Trends in recent years show significant changes in the demand for foreign language learning as well as in learning expectations, learning periods and individual motivation, which directly affect LSI: Although the focus is still on face-to-face learning, there is a clear shift towards personalised learning (one-to-one training), learning with new, universally available learning resources and technologies (online and distance learning) and a more conscious use of learning times that are made available for language acquisition by the learner
The background to this development is a change in attitudes towards the foreign language, its status, value and usability. At the same time, the importance of English as a worldwide lingua franca is increasing, which raises the question of the sense of acquiring another foreign language, e.g. for professional reasons. Although the mastery of Russian or Japanese continues to be an extraordinary plus for professional success in the country, it is no longer an indispensable prerequisite for a business meeting. Therefore, more and more people are seeking competence in the LSI languages who - as has been the case since the Institute's beginnings - need it for study reasons or who want to acquire a deeper, culturally embedded knowledge of the language and the country for their private or professional life. The acquisition of foreign languages, especially the LSI languages, is thus becoming an increasingly exclusive project under the sign of individualisation and personalisation. In addition, learning via apps, learning videos or commercial learning platforms on the internet has developed into a dynamic growth market and thus into an unmistakable competition, whereas face-to-face learning offerings are experiencing a rather declining demand.
Since 2014, the Landespracheninstitut has been responding to these new circumstances with the development of new virtual learning models, which essentially expand the existing presence offerings. Under the name of LSI.online, LSI is developing a learning platform for its languages, which on the one hand functionally meets the requirements of personalised and self-determined learning, on the other hand making the learning content taught in classroom available to the learners in the long term, and also providing the technical basis for the new, virtual course formats. In addition, LSI.online offers numerous courses for autonomous online language acquisition.
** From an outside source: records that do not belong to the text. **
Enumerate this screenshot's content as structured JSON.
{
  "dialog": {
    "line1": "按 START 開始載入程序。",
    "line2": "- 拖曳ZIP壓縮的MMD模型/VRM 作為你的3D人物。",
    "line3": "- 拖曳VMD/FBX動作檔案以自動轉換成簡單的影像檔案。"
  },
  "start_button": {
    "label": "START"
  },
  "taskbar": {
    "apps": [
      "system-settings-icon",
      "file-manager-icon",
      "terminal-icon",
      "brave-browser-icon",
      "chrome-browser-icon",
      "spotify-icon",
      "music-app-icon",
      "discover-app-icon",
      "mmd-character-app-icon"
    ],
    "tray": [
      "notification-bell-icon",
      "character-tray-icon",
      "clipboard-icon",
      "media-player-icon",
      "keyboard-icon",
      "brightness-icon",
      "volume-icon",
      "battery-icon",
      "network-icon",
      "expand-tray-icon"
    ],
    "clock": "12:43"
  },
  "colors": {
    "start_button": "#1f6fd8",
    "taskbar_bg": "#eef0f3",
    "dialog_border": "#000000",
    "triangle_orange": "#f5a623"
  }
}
After almost 50 years and over 46,000 course participants, LSI with its many young language teachers is still the most important competence center for intensive foreign language learning in Germany. It combines high quality intensive teaching with the latest technologies, which in combination form the core of its distinctive learning culture.